# Featured Poker Blog Post by Joe Tall

I have never suffered a single bad beat in poker.  How could that be, you ask?  Well, it's quite simple, really; I don't recognize bad beats as 'bad'.  To me, bad beats are a good thing and I celebrate that mathematical underdog who brings me one.

Bad beats are defined as: "To have a hand that is the clear mathematical favorite lose to a heavy underdog (especially if that hand should not have been involved in the pot)". While the first part of this statement is true, the second certainly is not.  Hold'em is a seven card game, period.  It is also a game of decisions.  If a player decides to call four cold with a pair of deuces and the river card is a deuce to bust your pocket aces, so be it.  They have every right to do so.  They can call as many bets as they want and see the river card every hand, simply because those are the rules to the game.

The following is a technical example that was provided by Homer J. Simpson of the 2+2 forums of how, theoretically, good players make money from 'bad beats':

Let's say you have 88 and are heads-up on the turn with an opponent who has 76o.

The board is 428J and there are 5 big bets in the pot.  You bet.  Would you prefer that your opponent fold or call?  Of course you would prefer that they call since they are drawing to 4 outs with odds against catching a 5 of 10:1, but getting pot odds of only 6:1.  Even if you assume that when they catch a 5 they will collect two bets on the river, it is still negative expected value (EV) for them (and thus positive EV for you) to call.

To be exact, your opponent's expected value is -.182 big bets if they call, since 1/11 of the time they will collect 8 big bets and 10/11 of the time they will lose 1 big bet.  In the long run, this IS how much this player will lose per hand by calling your turn bet.
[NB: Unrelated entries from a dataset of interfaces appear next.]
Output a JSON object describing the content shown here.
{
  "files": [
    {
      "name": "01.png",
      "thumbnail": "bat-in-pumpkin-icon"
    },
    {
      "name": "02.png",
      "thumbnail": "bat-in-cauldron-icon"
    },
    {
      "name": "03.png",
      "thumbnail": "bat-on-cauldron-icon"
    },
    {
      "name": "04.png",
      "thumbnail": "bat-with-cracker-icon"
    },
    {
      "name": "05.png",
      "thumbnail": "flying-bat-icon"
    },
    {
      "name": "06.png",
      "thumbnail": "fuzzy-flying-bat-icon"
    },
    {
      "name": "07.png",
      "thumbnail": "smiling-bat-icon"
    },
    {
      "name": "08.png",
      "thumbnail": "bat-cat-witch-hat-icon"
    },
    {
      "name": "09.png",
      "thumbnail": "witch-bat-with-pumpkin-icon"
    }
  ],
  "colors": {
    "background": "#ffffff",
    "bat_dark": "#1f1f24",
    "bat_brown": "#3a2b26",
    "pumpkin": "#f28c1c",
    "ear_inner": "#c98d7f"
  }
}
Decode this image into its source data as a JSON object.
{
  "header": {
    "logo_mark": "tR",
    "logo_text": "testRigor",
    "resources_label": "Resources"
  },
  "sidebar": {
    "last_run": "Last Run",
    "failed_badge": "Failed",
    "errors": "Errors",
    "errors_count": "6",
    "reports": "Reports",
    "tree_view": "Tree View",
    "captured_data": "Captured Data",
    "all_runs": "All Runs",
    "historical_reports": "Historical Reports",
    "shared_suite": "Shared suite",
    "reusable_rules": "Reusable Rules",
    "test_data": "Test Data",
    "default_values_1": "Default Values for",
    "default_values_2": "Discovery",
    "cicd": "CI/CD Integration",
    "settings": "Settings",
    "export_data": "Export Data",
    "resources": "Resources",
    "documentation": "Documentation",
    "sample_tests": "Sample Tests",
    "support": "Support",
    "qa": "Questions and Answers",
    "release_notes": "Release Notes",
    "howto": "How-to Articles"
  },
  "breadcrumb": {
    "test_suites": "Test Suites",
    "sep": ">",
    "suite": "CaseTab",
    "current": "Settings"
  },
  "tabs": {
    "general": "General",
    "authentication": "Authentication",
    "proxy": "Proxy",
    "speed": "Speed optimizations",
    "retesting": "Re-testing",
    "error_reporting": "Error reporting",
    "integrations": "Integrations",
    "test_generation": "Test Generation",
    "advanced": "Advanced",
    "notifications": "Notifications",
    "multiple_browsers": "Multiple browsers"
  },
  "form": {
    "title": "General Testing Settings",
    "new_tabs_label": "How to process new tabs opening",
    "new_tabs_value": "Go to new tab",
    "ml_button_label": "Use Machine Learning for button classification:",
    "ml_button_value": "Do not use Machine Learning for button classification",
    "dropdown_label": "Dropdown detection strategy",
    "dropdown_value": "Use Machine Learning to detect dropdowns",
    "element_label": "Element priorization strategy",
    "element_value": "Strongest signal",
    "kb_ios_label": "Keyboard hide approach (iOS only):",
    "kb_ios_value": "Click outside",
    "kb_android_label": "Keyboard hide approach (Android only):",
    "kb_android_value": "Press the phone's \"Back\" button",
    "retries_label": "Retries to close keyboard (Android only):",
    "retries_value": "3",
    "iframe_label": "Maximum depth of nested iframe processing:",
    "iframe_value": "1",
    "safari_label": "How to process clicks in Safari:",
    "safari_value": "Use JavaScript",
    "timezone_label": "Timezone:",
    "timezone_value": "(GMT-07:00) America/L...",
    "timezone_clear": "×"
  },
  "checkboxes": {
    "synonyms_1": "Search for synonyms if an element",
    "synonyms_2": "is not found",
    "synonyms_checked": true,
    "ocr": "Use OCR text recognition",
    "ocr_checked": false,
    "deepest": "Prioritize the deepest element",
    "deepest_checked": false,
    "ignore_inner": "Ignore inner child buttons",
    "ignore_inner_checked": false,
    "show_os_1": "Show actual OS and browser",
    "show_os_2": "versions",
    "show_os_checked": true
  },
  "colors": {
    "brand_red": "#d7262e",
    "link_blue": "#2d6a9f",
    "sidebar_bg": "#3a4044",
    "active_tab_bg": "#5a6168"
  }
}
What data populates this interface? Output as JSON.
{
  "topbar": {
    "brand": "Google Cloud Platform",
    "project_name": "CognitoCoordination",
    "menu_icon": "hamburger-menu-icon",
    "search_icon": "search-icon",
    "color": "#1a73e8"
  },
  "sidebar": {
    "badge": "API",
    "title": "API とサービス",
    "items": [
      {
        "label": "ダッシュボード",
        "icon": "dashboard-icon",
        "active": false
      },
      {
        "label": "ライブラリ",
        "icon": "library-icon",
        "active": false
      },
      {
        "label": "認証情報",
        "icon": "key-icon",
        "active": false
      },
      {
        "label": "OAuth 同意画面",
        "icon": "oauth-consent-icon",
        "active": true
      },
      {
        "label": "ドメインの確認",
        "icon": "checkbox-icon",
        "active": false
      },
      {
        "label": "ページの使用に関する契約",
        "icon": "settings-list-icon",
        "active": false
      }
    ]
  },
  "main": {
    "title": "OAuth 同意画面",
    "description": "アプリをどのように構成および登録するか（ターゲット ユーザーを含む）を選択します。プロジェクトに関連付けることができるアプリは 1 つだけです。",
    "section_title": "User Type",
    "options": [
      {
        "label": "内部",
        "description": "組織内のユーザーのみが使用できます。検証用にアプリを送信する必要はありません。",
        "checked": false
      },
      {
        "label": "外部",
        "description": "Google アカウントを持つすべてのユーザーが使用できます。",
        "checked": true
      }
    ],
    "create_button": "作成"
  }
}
In the short run, however, this player may get lucky and win the hand, in which case you may think that you have just lost 7 big bets that should have been yours.  What most players fail to remember at such a moment is that for every 1 time that they lose, they will win 10 other times in this situation.  It can be difficult to do after just having suffered a Bad beat, but we must remember to "think of all the theoretical money we have just won"1, lest we go on tilt and enter negative EV situations ourselves.

This natural variance is good for the game.  If an opponent drawing with incorrect odds never made his hand, they wouldn't try for such draws in the future.  In this case, the opponent will lose -.182 big bets per hand in the long run.  However, for him to continue to take such negative bets, they must win once in a while so they can be reminded of the prospects of taking down the pot.  If they were to consistently lose -.182 big bets every time they called in this situation, they would never call again.  They would be playing closer to optimally, which we certainly don't want.

Many weak players become irate when they suffer a bad beat.  This is what I call The Tilt Factor.  Any player who berates another when a bad beat occurs is also a bad player due to the fact that they cannot recognize what was just revealed.  The bad player just announced to the table that they are here to pay you off next time.  Granted it cost you a few bets to find this out but that player will be folding on the river or calling with worse hands more often than they'll be dragging the pot.

The Tilt Factor is my primary reason for denying that improbable mathematical beats are bad.  Poker is an emotional game, and those who control such emotions as steam and tilt are the ones who will be standing taller in the long run.

I've never suffered a bad beat.  I'm thrilled to see a player chasing long odds at my table.  I try to do everything to let that player feel welcome and remain seated.  If you can't seem to grasp this theory I suggest telling them what your cards are or even showing them, maybe then they will fold.

Bad players call with garbage no matter what and I'm thrilled about it.  So next time you suffer a bad beat I hope you can think of it a little differently as it will separate you from all bad players.

1  ibid: Theory of Poker by David Sklansky

© 2003, 2004 Written by Joe Tall, technical example provided by Homer J. Simpson.